Architect Jacopo Mascheroni transformed an old Italian monastery into a sublimely minimalist loft. Could I live there very happily? You bet your ass I could.
(yes, I’ve been listening to the audio version of The Kid Stays In The Picture as narrated by The Kid himself, Robert Evans. Is it any good? You bet your ass it is)
Aegir Hallmundur, of Ministry of Type recently shared an illustrative piece he created for Wired Magazine. The piece he created is the re-imagining of a US one hundred dollar bank note.
Some elements such as the Paypal, iTunes logo incorporations may be slightly impractical but I don’t believe this was an exercise in practicality and I appreciate every aspect of his design and the issues of pursuing the imperfect perfection he raised in his post are particularly intriguing.
I recall my first encounter with European currency. Aged 16 and traveling outside of the US with a friend, the Dutch Guilder made quite an impression.
I remember thinking how exotic, how colorful and how utterly absurd it was. It might as well have been play money with all those colors and watermarks. Everyone knew that REAL money was supposed to be green, sober and dull. After a day or so however the naiveté fell away. I was able to discern the denominations with only a glimpse of a note’s folded corner and the watermarking was so cleverly incorporated it dawned how difficult it would have been to forge. Form and function all wrapped up into one.
Of course like the Guilder, currencies and their designs do sometimes fade away.
The example below is a Bank of South Carolina Five Dollar note. You can see in this design hints of the US currency we know today.

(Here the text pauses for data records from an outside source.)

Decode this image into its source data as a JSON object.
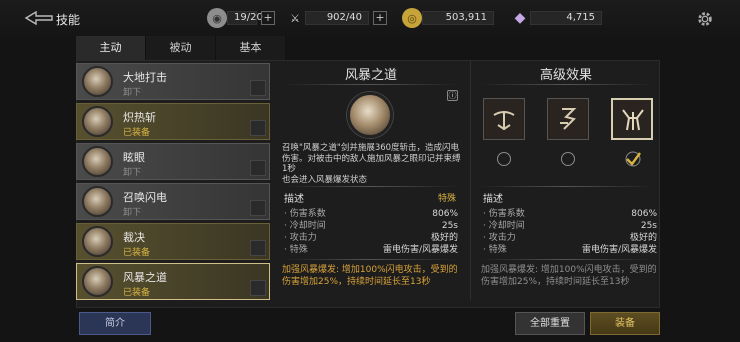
{
  "header": {
    "title": "技能",
    "resources": [
      {
        "name": "silver-coin-icon",
        "value": "19/20",
        "has_plus": true
      },
      {
        "name": "sword-icon",
        "value": "902/40",
        "has_plus": true
      },
      {
        "name": "gold-coin-icon",
        "value": "503,911",
        "has_plus": false
      },
      {
        "name": "gem-icon",
        "value": "4,715",
        "has_plus": false
      }
    ]
  },
  "tabs": [
    {
      "label": "主动",
      "active": true
    },
    {
      "label": "被动",
      "active": false
    },
    {
      "label": "基本",
      "active": false
    }
  ],
  "skills": [
    {
      "name": "大地打击",
      "status": "卸下",
      "equipped": false
    },
    {
      "name": "炽热斩",
      "status": "已装备",
      "equipped": true
    },
    {
      "name": "眩眼",
      "status": "卸下",
      "equipped": false
    },
    {
      "name": "召唤闪电",
      "status": "卸下",
      "equipped": false
    },
    {
      "name": "裁决",
      "status": "已装备",
      "equipped": true
    },
    {
      "name": "风暴之道",
      "status": "已装备",
      "equipped": true,
      "selected": true
    }
  ],
  "detail": {
    "title": "风暴之道",
    "info_label": "ⓘ",
    "description": "召唤\"风暴之道\"剑并施展360度斩击，造成闪电伤害。对被击中的敌人施加风暴之眼印记并束缚1秒\n也会进入风暴爆发状态",
    "section_label": "描述",
    "section_tag": "特殊",
    "stats": [
      {
        "label": "· 伤害系数",
        "value": "806%"
      },
      {
        "label": "· 冷却时间",
        "value": "25s"
      },
      {
        "label": "· 攻击力",
        "value": "极好的"
      },
      {
        "label": "· 特殊",
        "value": "雷电伤害/风暴爆发"
      }
    ],
    "bonus": "加强风暴爆发: 增加100%闪电攻击，受到的伤害增加25%，持续时间延长至13秒"
  },
  "advanced": {
    "title": "高级效果",
    "effects": [
      {
        "icon": "crossbow-rune-icon",
        "selected": false
      },
      {
        "icon": "serpent-rune-icon",
        "selected": false
      },
      {
        "icon": "claw-rune-icon",
        "selected": true
      }
    ],
    "section_label": "描述",
    "stats": [
      {
        "label": "· 伤害系数",
        "value": "806%"
      },
      {
        "label": "· 冷却时间",
        "value": "25s"
      },
      {
        "label": "· 攻击力",
        "value": "极好的"
      },
      {
        "label": "· 特殊",
        "value": "雷电伤害/风暴爆发"
      }
    ],
    "bonus": "加强风暴爆发: 增加100%闪电攻击，受到的伤害增加25%，持续时间延长至13秒"
  },
  "buttons": {
    "intro": "简介",
    "reset_all": "全部重置",
    "equip": "装备"
  },
  "colors": {
    "accent_gold": "#d8b441",
    "equipped_bg": "#57502f",
    "intro_blue": "#2b3555"
  }
}
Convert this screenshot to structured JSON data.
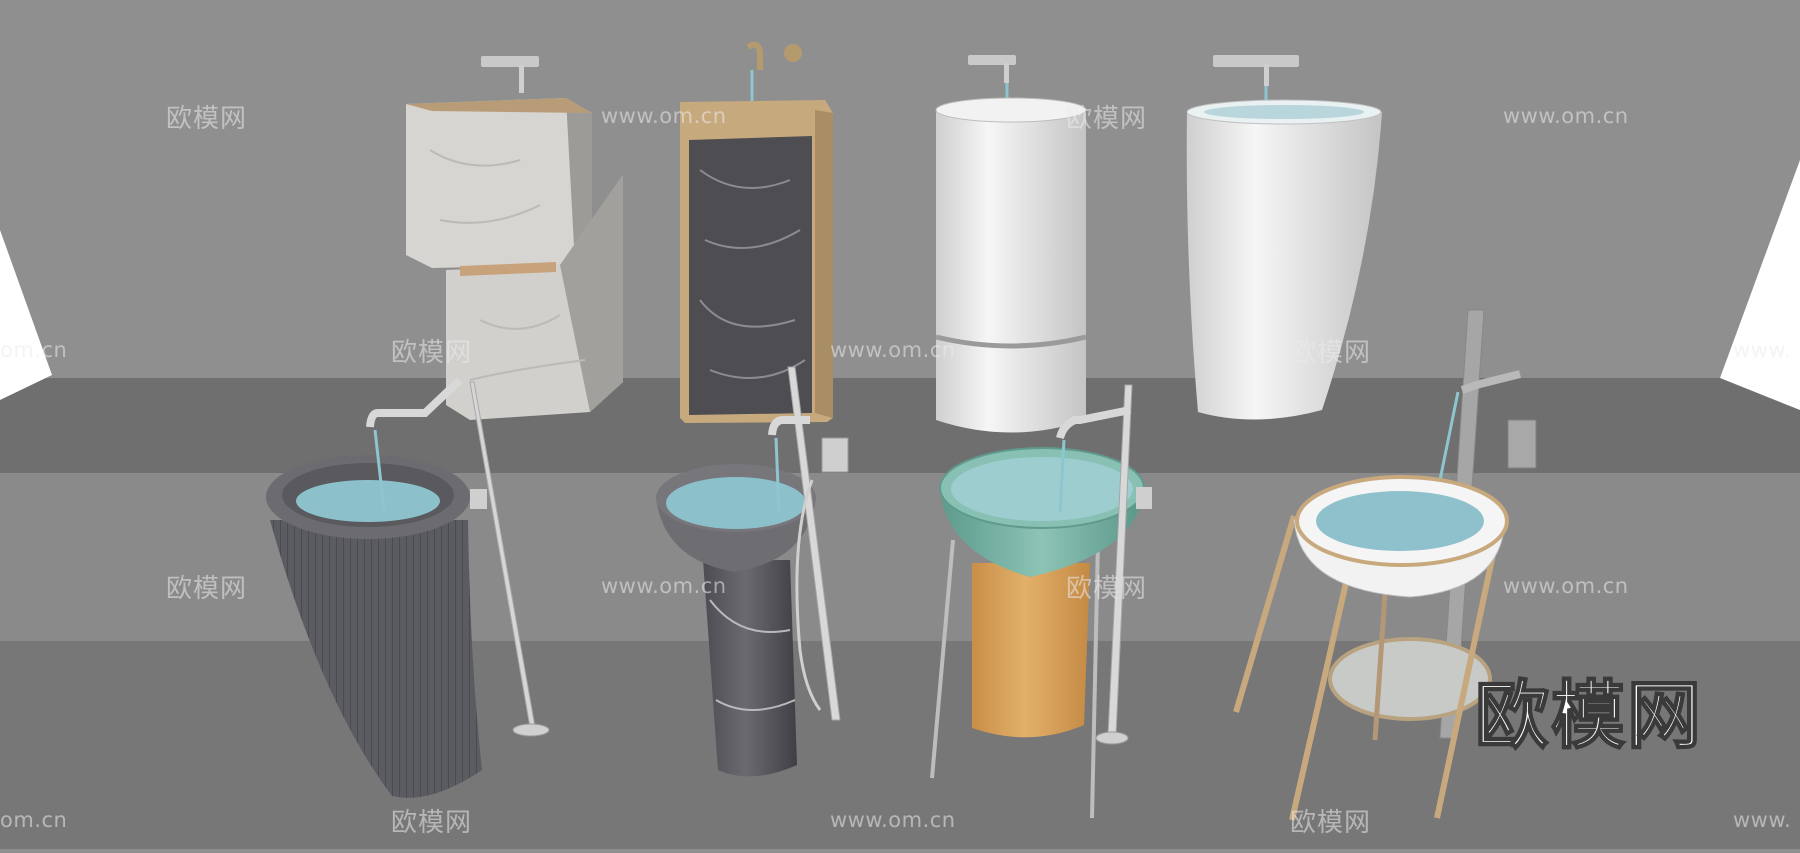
{
  "watermarks": {
    "brand_cn": "欧模网",
    "site_url": "www.om.cn",
    "site_url_cropped": "om.cn",
    "site_url_cropped_right": "www."
  },
  "colors": {
    "background_wall": "#8f8f8f",
    "back_shelf": "#6f6f6f",
    "floor": "#777777",
    "light_marble": "#d8d6d2",
    "dark_marble": "#4a4a4e",
    "wood_frame": "#c9a878",
    "white_ceramic": "#ececec",
    "teal_basin": "#79b3a6",
    "orange_pedestal": "#d9a45f",
    "water": "#8cc1cc",
    "chrome": "#d7d7d7"
  },
  "objects": [
    {
      "name": "wall-mounted-marble-cube-sink"
    },
    {
      "name": "wall-mounted-dark-marble-framed-sink"
    },
    {
      "name": "wall-mounted-white-cylinder-sink"
    },
    {
      "name": "wall-mounted-white-tapered-sink"
    },
    {
      "name": "textured-grey-pedestal-sink"
    },
    {
      "name": "grey-marble-bowl-pedestal-sink"
    },
    {
      "name": "teal-basin-orange-pedestal-sink"
    },
    {
      "name": "white-basin-brass-stand-sink"
    }
  ]
}
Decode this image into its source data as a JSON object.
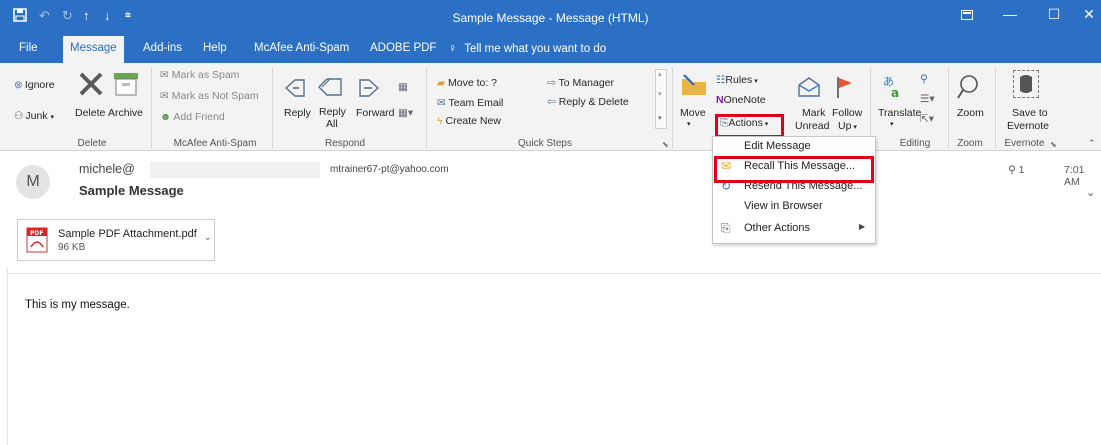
{
  "window": {
    "title": "Sample Message  -  Message (HTML)",
    "qat": [
      "save-icon",
      "undo-icon",
      "redo-icon",
      "up-arrow-icon",
      "down-arrow-icon",
      "customize-icon"
    ]
  },
  "tabs": [
    "File",
    "Message",
    "Add-ins",
    "Help",
    "McAfee Anti-Spam",
    "ADOBE PDF"
  ],
  "tell_me": "Tell me what you want to do",
  "ribbon": {
    "delete_group": {
      "label": "Delete",
      "ignore": "Ignore",
      "junk": "Junk",
      "delete": "Delete",
      "archive": "Archive"
    },
    "mcafee_group": {
      "label": "McAfee Anti-Spam",
      "mark_spam": "Mark as Spam",
      "mark_not_spam": "Mark as Not Spam",
      "add_friend": "Add Friend"
    },
    "respond_group": {
      "label": "Respond",
      "reply": "Reply",
      "reply_all_1": "Reply",
      "reply_all_2": "All",
      "forward": "Forward"
    },
    "quick_steps_group": {
      "label": "Quick Steps",
      "move_to": "Move to: ?",
      "team_email": "Team Email",
      "create_new": "Create New",
      "to_manager": "To Manager",
      "reply_delete": "Reply & Delete"
    },
    "move_group": {
      "move": "Move",
      "rules": "Rules",
      "onenote": "OneNote",
      "actions": "Actions"
    },
    "tags_group": {
      "mark_unread_1": "Mark",
      "mark_unread_2": "Unread",
      "follow_up_1": "Follow",
      "follow_up_2": "Up"
    },
    "editing_group": {
      "label": "Editing",
      "translate": "Translate"
    },
    "zoom_group": {
      "label": "Zoom",
      "zoom": "Zoom"
    },
    "evernote_group": {
      "label": "Evernote",
      "save_to_1": "Save to",
      "save_to_2": "Evernote"
    }
  },
  "actions_menu": {
    "items": [
      {
        "label": "Edit Message"
      },
      {
        "label": "Recall This Message..."
      },
      {
        "label": "Resend This Message..."
      },
      {
        "label": "View in Browser"
      },
      {
        "label": "Other Actions"
      }
    ]
  },
  "message": {
    "avatar_initial": "M",
    "from": "michele@",
    "subject": "Sample Message",
    "to": "mtrainer67-pt@yahoo.com",
    "attachment_count": "1",
    "time": "7:01 AM",
    "attachment": {
      "name": "Sample PDF Attachment.pdf",
      "size": "96 KB"
    },
    "body": "This is my message."
  },
  "colors": {
    "accent": "#2b70c4",
    "highlight": "#e0001a"
  }
}
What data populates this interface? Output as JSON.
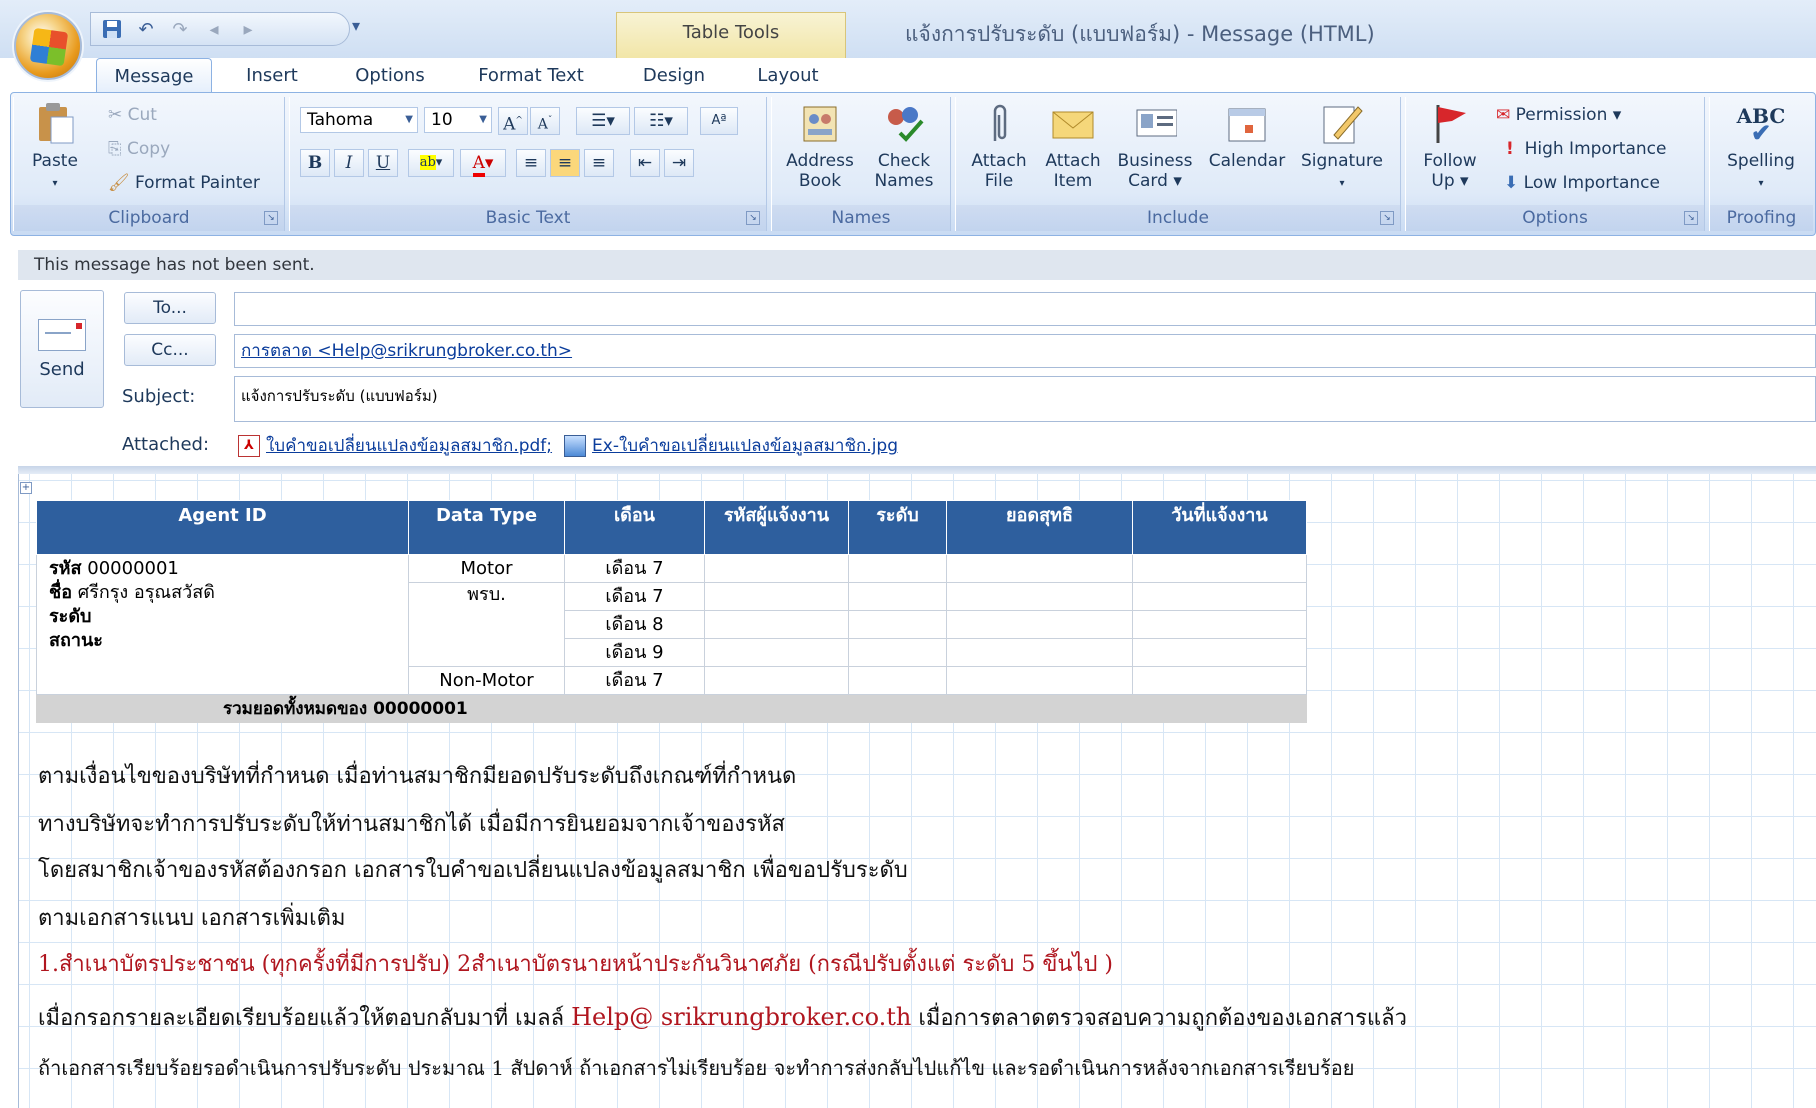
{
  "window": {
    "title": "แจ้งการปรับระดับ (แบบฟอร์ม) - Message (HTML)",
    "context_tab": "Table Tools"
  },
  "tabs": [
    "Message",
    "Insert",
    "Options",
    "Format Text",
    "Design",
    "Layout"
  ],
  "ribbon": {
    "clipboard": {
      "label": "Clipboard",
      "paste": "Paste",
      "cut": "Cut",
      "copy": "Copy",
      "format_painter": "Format Painter"
    },
    "basic_text": {
      "label": "Basic Text",
      "font": "Tahoma",
      "size": "10",
      "bold": "B",
      "italic": "I",
      "underline": "U"
    },
    "names": {
      "label": "Names",
      "address_book": [
        "Address",
        "Book"
      ],
      "check_names": [
        "Check",
        "Names"
      ]
    },
    "include": {
      "label": "Include",
      "attach_file": [
        "Attach",
        "File"
      ],
      "attach_item": [
        "Attach",
        "Item"
      ],
      "business_card": [
        "Business",
        "Card ▾"
      ],
      "calendar": "Calendar",
      "signature": "Signature"
    },
    "options": {
      "label": "Options",
      "follow_up": [
        "Follow",
        "Up ▾"
      ],
      "permission": "Permission ▾",
      "high": "High Importance",
      "low": "Low Importance"
    },
    "proofing": {
      "label": "Proofing",
      "spelling": "Spelling",
      "abc": "ABC"
    }
  },
  "message": {
    "notice": "This message has not been sent.",
    "send": "Send",
    "to_button": "To...",
    "cc_button": "Cc...",
    "to_value": "",
    "cc_value": "การตลาด <Help@srikrungbroker.co.th>",
    "subject_label": "Subject:",
    "subject_value": "แจ้งการปรับระดับ (แบบฟอร์ม)",
    "attached_label": "Attached:",
    "attachments": [
      "ใบคำขอเปลี่ยนแปลงข้อมูลสมาชิก.pdf;",
      "Ex-ใบคำขอเปลี่ยนแปลงข้อมูลสมาชิก.jpg"
    ]
  },
  "table": {
    "headers": [
      "Agent ID",
      "Data Type",
      "เดือน",
      "รหัสผู้แจ้งงาน",
      "ระดับ",
      "ยอดสุทธิ",
      "วันที่แจ้งงาน"
    ],
    "agent_lines": [
      {
        "label": "รหัส",
        "value": "00000001"
      },
      {
        "label": "ชื่อ",
        "value": "ศรีกรุง อรุณสวัสดิ"
      },
      {
        "label": "ระดับ",
        "value": ""
      },
      {
        "label": "สถานะ",
        "value": ""
      }
    ],
    "types": [
      "Motor",
      "พรบ.",
      "",
      "",
      "Non-Motor"
    ],
    "months": [
      "เดือน 7",
      "เดือน 7",
      "เดือน 8",
      "เดือน 9",
      "เดือน 7"
    ],
    "total": "รวมยอดทั้งหมดของ 00000001"
  },
  "body": {
    "p1": "ตามเงื่อนไขของบริษัทที่กำหนด  เมื่อท่านสมาชิกมียอดปรับระดับถึงเกณฑ์ที่กำหนด",
    "p2": "ทางบริษัทจะทำการปรับระดับให้ท่านสมาชิกได้ เมื่อมีการยินยอมจากเจ้าของรหัส",
    "p3": "โดยสมาชิกเจ้าของรหัสต้องกรอก  เอกสารใบคำขอเปลี่ยนแปลงข้อมูลสมาชิก เพื่อขอปรับระดับ",
    "p4": "ตามเอกสารแนบ  เอกสารเพิ่มเติม",
    "p5": "1.สำเนาบัตรประชาชน (ทุกครั้งที่มีการปรับ) 2สำเนาบัตรนายหน้าประกันวินาศภัย  (กรณีปรับตั้งแต่ ระดับ 5 ขึ้นไป )",
    "p6_a": "เมื่อกรอกรายละเอียดเรียบร้อยแล้วให้ตอบกลับมาที่ เมลล์ ",
    "p6_mail": "Help@ srikrungbroker.co.th",
    "p6_b": " เมื่อการตลาดตรวจสอบความถูกต้องของเอกสารแล้ว",
    "p7": "ถ้าเอกสารเรียบร้อยรอดำเนินการปรับระดับ ประมาณ 1 สัปดาห์ ถ้าเอกสารไม่เรียบร้อย จะทำการส่งกลับไปแก้ไข และรอดำเนินการหลังจากเอกสารเรียบร้อย"
  }
}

When currencies evolve rather than die, I’m sure there must be a period of exploration that takes place - though I’d imagine this process is often quite limited and stifled. I’m intrigued then when more adventurous concepts crop up. Japanese designer Mac Funamizu evolved representational aspects of Infographics into coins with each demoniation’s shape representing their respective pie chart ratio. Imagine how quickly a tourist could understand the value of each.
Occasionally bright ideas do actually manage to make their way past bureaucratic jug heads as was the case in 2008 when a young designer by the name of Matthew Dent was the winner of a competition to decide the new look of the UK’s coinage.
While not as adventurous as the Infgraphical concept, Matthew’s design retained all of the history and form of the previous coins but brought a modern twist and elegance by featuring a section from the Royal Arms on the reverse of each coin. The one pound coin displaying the full coat while the others establish a collective whole when seen together.
Happily it seems this process of challenging our design preconceptions with regards to currency is something being actively pursued by some design educators. Jason Santa Maria, a Graphic Designer who is also a faculty member in the MFA Interaction Design Program at the School of Visual Arts, recently challenged his students to design their own local currency. The results were as diverse as the neighborhoods they represented.
It’s so easy to look past the design of the currency we use every day but like most things we take for granted, there is beauty there if we take a moment to stop, look and enquire.